_EXERCISE BRIEF_
Look for the word "Hızlı" in the data below, and copy every line that holds it.

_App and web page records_
[Start of section]
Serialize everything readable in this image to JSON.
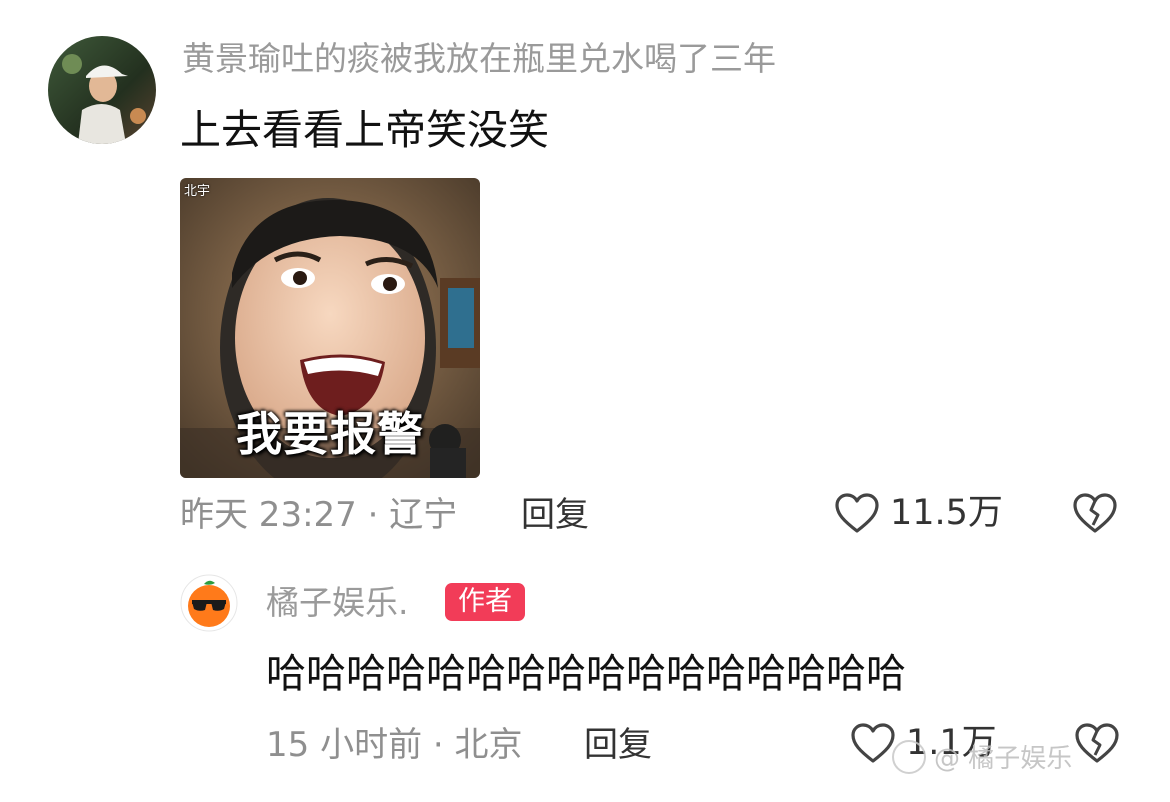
{
  "comment": {
    "username": "黄景瑜吐的痰被我放在瓶里兑水喝了三年",
    "text": "上去看看上帝笑没笑",
    "image_caption": "我要报警",
    "image_corner_text": "北宇",
    "meta": "昨天 23:27 · 辽宁",
    "reply_label": "回复",
    "like_count": "11.5万",
    "icons": {
      "like": "heart-outline-icon",
      "dislike": "broken-heart-icon"
    }
  },
  "reply": {
    "username": "橘子娱乐.",
    "badge": "作者",
    "text": "哈哈哈哈哈哈哈哈哈哈哈哈哈哈哈哈",
    "meta": "15 小时前 · 北京",
    "reply_label": "回复",
    "like_count": "1.1万",
    "badge_color": "#f23c58"
  },
  "watermark": {
    "text": "@ 橘子娱乐"
  }
}
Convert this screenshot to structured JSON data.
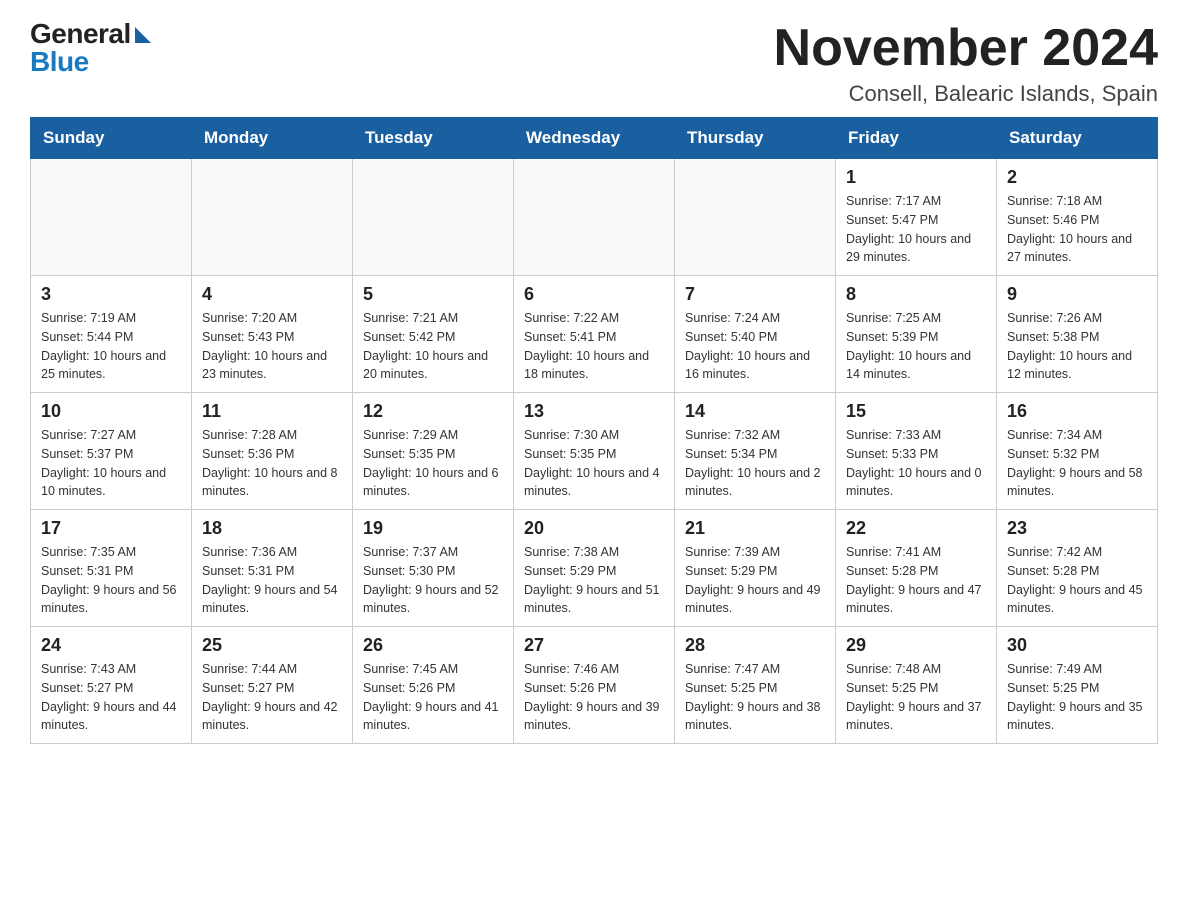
{
  "header": {
    "logo_general": "General",
    "logo_blue": "Blue",
    "title": "November 2024",
    "subtitle": "Consell, Balearic Islands, Spain"
  },
  "days_of_week": [
    "Sunday",
    "Monday",
    "Tuesday",
    "Wednesday",
    "Thursday",
    "Friday",
    "Saturday"
  ],
  "weeks": [
    [
      {
        "day": "",
        "info": ""
      },
      {
        "day": "",
        "info": ""
      },
      {
        "day": "",
        "info": ""
      },
      {
        "day": "",
        "info": ""
      },
      {
        "day": "",
        "info": ""
      },
      {
        "day": "1",
        "info": "Sunrise: 7:17 AM\nSunset: 5:47 PM\nDaylight: 10 hours and 29 minutes."
      },
      {
        "day": "2",
        "info": "Sunrise: 7:18 AM\nSunset: 5:46 PM\nDaylight: 10 hours and 27 minutes."
      }
    ],
    [
      {
        "day": "3",
        "info": "Sunrise: 7:19 AM\nSunset: 5:44 PM\nDaylight: 10 hours and 25 minutes."
      },
      {
        "day": "4",
        "info": "Sunrise: 7:20 AM\nSunset: 5:43 PM\nDaylight: 10 hours and 23 minutes."
      },
      {
        "day": "5",
        "info": "Sunrise: 7:21 AM\nSunset: 5:42 PM\nDaylight: 10 hours and 20 minutes."
      },
      {
        "day": "6",
        "info": "Sunrise: 7:22 AM\nSunset: 5:41 PM\nDaylight: 10 hours and 18 minutes."
      },
      {
        "day": "7",
        "info": "Sunrise: 7:24 AM\nSunset: 5:40 PM\nDaylight: 10 hours and 16 minutes."
      },
      {
        "day": "8",
        "info": "Sunrise: 7:25 AM\nSunset: 5:39 PM\nDaylight: 10 hours and 14 minutes."
      },
      {
        "day": "9",
        "info": "Sunrise: 7:26 AM\nSunset: 5:38 PM\nDaylight: 10 hours and 12 minutes."
      }
    ],
    [
      {
        "day": "10",
        "info": "Sunrise: 7:27 AM\nSunset: 5:37 PM\nDaylight: 10 hours and 10 minutes."
      },
      {
        "day": "11",
        "info": "Sunrise: 7:28 AM\nSunset: 5:36 PM\nDaylight: 10 hours and 8 minutes."
      },
      {
        "day": "12",
        "info": "Sunrise: 7:29 AM\nSunset: 5:35 PM\nDaylight: 10 hours and 6 minutes."
      },
      {
        "day": "13",
        "info": "Sunrise: 7:30 AM\nSunset: 5:35 PM\nDaylight: 10 hours and 4 minutes."
      },
      {
        "day": "14",
        "info": "Sunrise: 7:32 AM\nSunset: 5:34 PM\nDaylight: 10 hours and 2 minutes."
      },
      {
        "day": "15",
        "info": "Sunrise: 7:33 AM\nSunset: 5:33 PM\nDaylight: 10 hours and 0 minutes."
      },
      {
        "day": "16",
        "info": "Sunrise: 7:34 AM\nSunset: 5:32 PM\nDaylight: 9 hours and 58 minutes."
      }
    ],
    [
      {
        "day": "17",
        "info": "Sunrise: 7:35 AM\nSunset: 5:31 PM\nDaylight: 9 hours and 56 minutes."
      },
      {
        "day": "18",
        "info": "Sunrise: 7:36 AM\nSunset: 5:31 PM\nDaylight: 9 hours and 54 minutes."
      },
      {
        "day": "19",
        "info": "Sunrise: 7:37 AM\nSunset: 5:30 PM\nDaylight: 9 hours and 52 minutes."
      },
      {
        "day": "20",
        "info": "Sunrise: 7:38 AM\nSunset: 5:29 PM\nDaylight: 9 hours and 51 minutes."
      },
      {
        "day": "21",
        "info": "Sunrise: 7:39 AM\nSunset: 5:29 PM\nDaylight: 9 hours and 49 minutes."
      },
      {
        "day": "22",
        "info": "Sunrise: 7:41 AM\nSunset: 5:28 PM\nDaylight: 9 hours and 47 minutes."
      },
      {
        "day": "23",
        "info": "Sunrise: 7:42 AM\nSunset: 5:28 PM\nDaylight: 9 hours and 45 minutes."
      }
    ],
    [
      {
        "day": "24",
        "info": "Sunrise: 7:43 AM\nSunset: 5:27 PM\nDaylight: 9 hours and 44 minutes."
      },
      {
        "day": "25",
        "info": "Sunrise: 7:44 AM\nSunset: 5:27 PM\nDaylight: 9 hours and 42 minutes."
      },
      {
        "day": "26",
        "info": "Sunrise: 7:45 AM\nSunset: 5:26 PM\nDaylight: 9 hours and 41 minutes."
      },
      {
        "day": "27",
        "info": "Sunrise: 7:46 AM\nSunset: 5:26 PM\nDaylight: 9 hours and 39 minutes."
      },
      {
        "day": "28",
        "info": "Sunrise: 7:47 AM\nSunset: 5:25 PM\nDaylight: 9 hours and 38 minutes."
      },
      {
        "day": "29",
        "info": "Sunrise: 7:48 AM\nSunset: 5:25 PM\nDaylight: 9 hours and 37 minutes."
      },
      {
        "day": "30",
        "info": "Sunrise: 7:49 AM\nSunset: 5:25 PM\nDaylight: 9 hours and 35 minutes."
      }
    ]
  ]
}
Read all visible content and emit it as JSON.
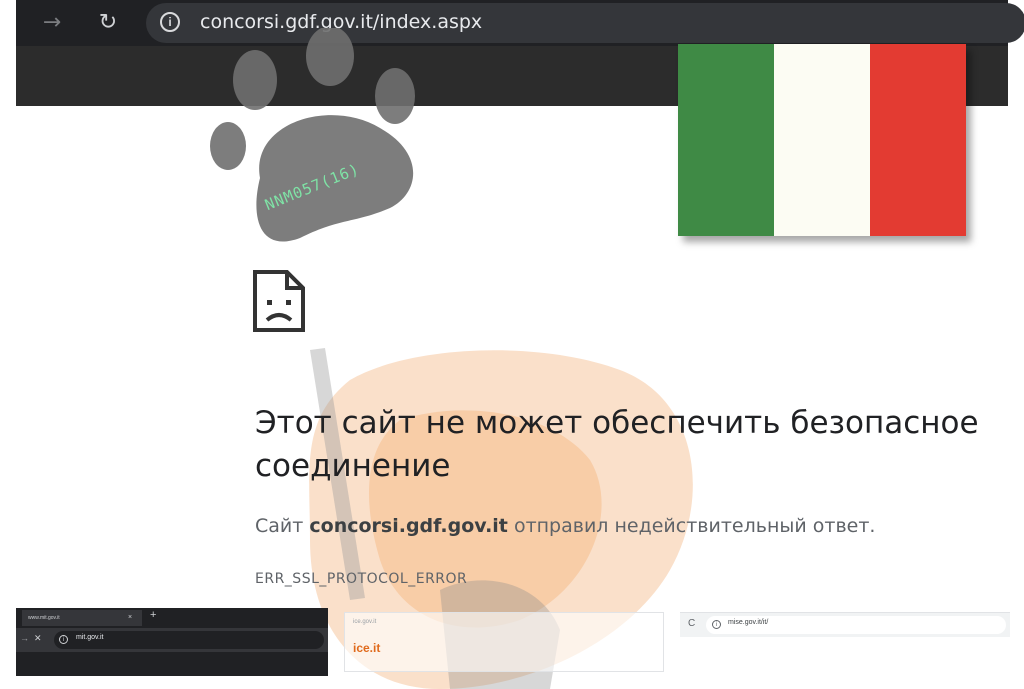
{
  "browser": {
    "url": "concorsi.gdf.gov.it/index.aspx",
    "info_glyph": "i",
    "forward_glyph": "→",
    "reload_glyph": "↻"
  },
  "watermark": {
    "code": "NNM057(16)",
    "paw_color": "#6f6f6f"
  },
  "flag": {
    "colors": [
      "#3f8a45",
      "#fcfcf3",
      "#e33b32"
    ]
  },
  "error_page": {
    "icon": "sad-page-icon",
    "title": "Этот сайт не может обеспечить безопасное соединение",
    "desc_prefix": "Сайт ",
    "desc_host": "concorsi.gdf.gov.it",
    "desc_suffix": " отправил недействительный ответ.",
    "error_code": "ERR_SSL_PROTOCOL_ERROR"
  },
  "insets": {
    "left": {
      "tab_title": "www.mit.gov.it",
      "tab_close": "×",
      "new_tab": "+",
      "back_glyph": "→",
      "stop_glyph": "✕",
      "url": "mit.gov.it"
    },
    "middle": {
      "url": "ice.gov.it",
      "logo": "ice.it"
    },
    "right": {
      "reload_glyph": "C",
      "url": "mise.gov.it/it/"
    }
  }
}
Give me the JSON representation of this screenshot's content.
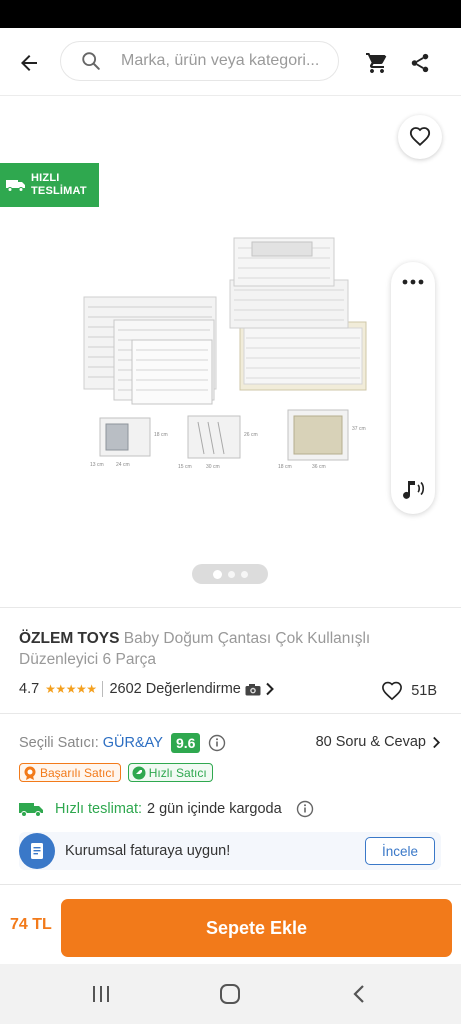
{
  "search": {
    "placeholder": "Marka, ürün veya kategori..."
  },
  "gallery": {
    "fast_badge_line1": "HIZLI",
    "fast_badge_line2": "TESLİMAT",
    "image_count": 3,
    "active_image": 1
  },
  "product": {
    "brand": "ÖZLEM TOYS",
    "name": "Baby Doğum Çantası Çok Kullanışlı Düzenleyici 6 Parça",
    "rating": "4.7",
    "stars_value": 4.7,
    "reviews": "2602 Değerlendirme",
    "favorites": "51B"
  },
  "seller": {
    "label": "Seçili Satıcı:",
    "name": "GÜR&AY",
    "score": "9.6",
    "qa_link": "80 Soru & Cevap",
    "badge_success": "Başarılı Satıcı",
    "badge_fast": "Hızlı Satıcı"
  },
  "delivery": {
    "label": "Hızlı teslimat:",
    "value": "2 gün içinde kargoda"
  },
  "corporate": {
    "text": "Kurumsal faturaya uygun!",
    "button": "İncele"
  },
  "bottom": {
    "price": "74 TL",
    "add_to_cart": "Sepete Ekle"
  },
  "colors": {
    "accent_orange": "#f27a1a",
    "green": "#2fa84f",
    "blue": "#3a78c8"
  }
}
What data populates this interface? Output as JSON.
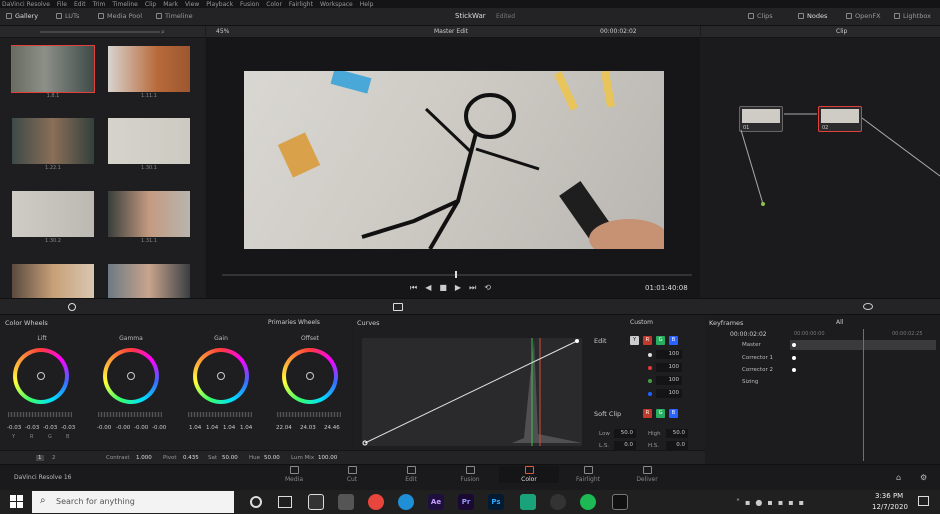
{
  "menu": [
    "DaVinci Resolve",
    "File",
    "Edit",
    "Trim",
    "Timeline",
    "Clip",
    "Mark",
    "View",
    "Playback",
    "Fusion",
    "Color",
    "Fairlight",
    "Workspace",
    "Help"
  ],
  "topbar": {
    "gallery": "Gallery",
    "luts": "LUTs",
    "media_pool": "Media Pool",
    "timeline": "Timeline",
    "project_title": "StickWar",
    "project_status": "Edited",
    "clips": "Clips",
    "nodes": "Nodes",
    "openfx": "OpenFX",
    "lightbox": "Lightbox"
  },
  "viewer": {
    "zoom": "45%",
    "timeline_name": "Master Edit",
    "timecode_top": "00:00:02:02",
    "timecode": "01:01:40:08"
  },
  "node_editor": {
    "mode": "Clip",
    "nodes": [
      {
        "label": "01"
      },
      {
        "label": "02"
      }
    ]
  },
  "gallery_thumbs": [
    {
      "label": "1.8.1"
    },
    {
      "label": "1.11.1"
    },
    {
      "label": "1.22.1"
    },
    {
      "label": "1.30.1"
    },
    {
      "label": "1.30.2"
    },
    {
      "label": "1.31.1"
    },
    {
      "label": ""
    },
    {
      "label": ""
    }
  ],
  "color_wheels": {
    "title": "Color Wheels",
    "mode": "Primaries Wheels",
    "wheels": [
      {
        "name": "Lift",
        "values": [
          "-0.03",
          "-0.03",
          "-0.03",
          "-0.03"
        ]
      },
      {
        "name": "Gamma",
        "values": [
          "-0.00",
          "-0.00",
          "-0.00",
          "-0.00"
        ]
      },
      {
        "name": "Gain",
        "values": [
          "1.04",
          "1.04",
          "1.04",
          "1.04"
        ]
      },
      {
        "name": "Offset",
        "values": [
          "22.04",
          "24.03",
          "24.46",
          ""
        ]
      }
    ],
    "channels": [
      "Y",
      "R",
      "G",
      "B"
    ]
  },
  "bottom_params": {
    "page1": "1",
    "page2": "2",
    "contrast_label": "Contrast",
    "contrast": "1.000",
    "pivot_label": "Pivot",
    "pivot": "0.435",
    "sat_label": "Sat",
    "sat": "50.00",
    "hue_label": "Hue",
    "hue": "50.00",
    "lummix_label": "Lum Mix",
    "lummix": "100.00"
  },
  "curves": {
    "title": "Curves",
    "mode": "Custom"
  },
  "edit_panel": {
    "title": "Edit",
    "values": [
      "100",
      "100",
      "100",
      "100"
    ],
    "soft_clip": "Soft Clip",
    "low_label": "Low",
    "low": "50.0",
    "high_label": "High",
    "high": "50.0",
    "ls_label": "L.S.",
    "ls": "0.0",
    "hs_label": "H.S.",
    "hs": "0.0"
  },
  "keyframes": {
    "title": "Keyframes",
    "filter": "All",
    "timecode": "00:00:02:02",
    "ruler_start": "00:00:00:00",
    "ruler_end": "00:00:02:25",
    "rows": [
      "Master",
      "Corrector 1",
      "Corrector 2",
      "Sizing"
    ]
  },
  "pages": [
    "Media",
    "Cut",
    "Edit",
    "Fusion",
    "Color",
    "Fairlight",
    "Deliver"
  ],
  "active_page": "Color",
  "resolve_label": "DaVinci Resolve 16",
  "taskbar": {
    "search_placeholder": "Search for anything",
    "time": "3:36 PM",
    "date": "12/7/2020",
    "apps": [
      "Ae",
      "Pr",
      "Ps"
    ]
  }
}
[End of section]
_ANSWER BOX_
    "badge_fast": "Hızlı Satıcı"
    "label": "Hızlı teslimat:",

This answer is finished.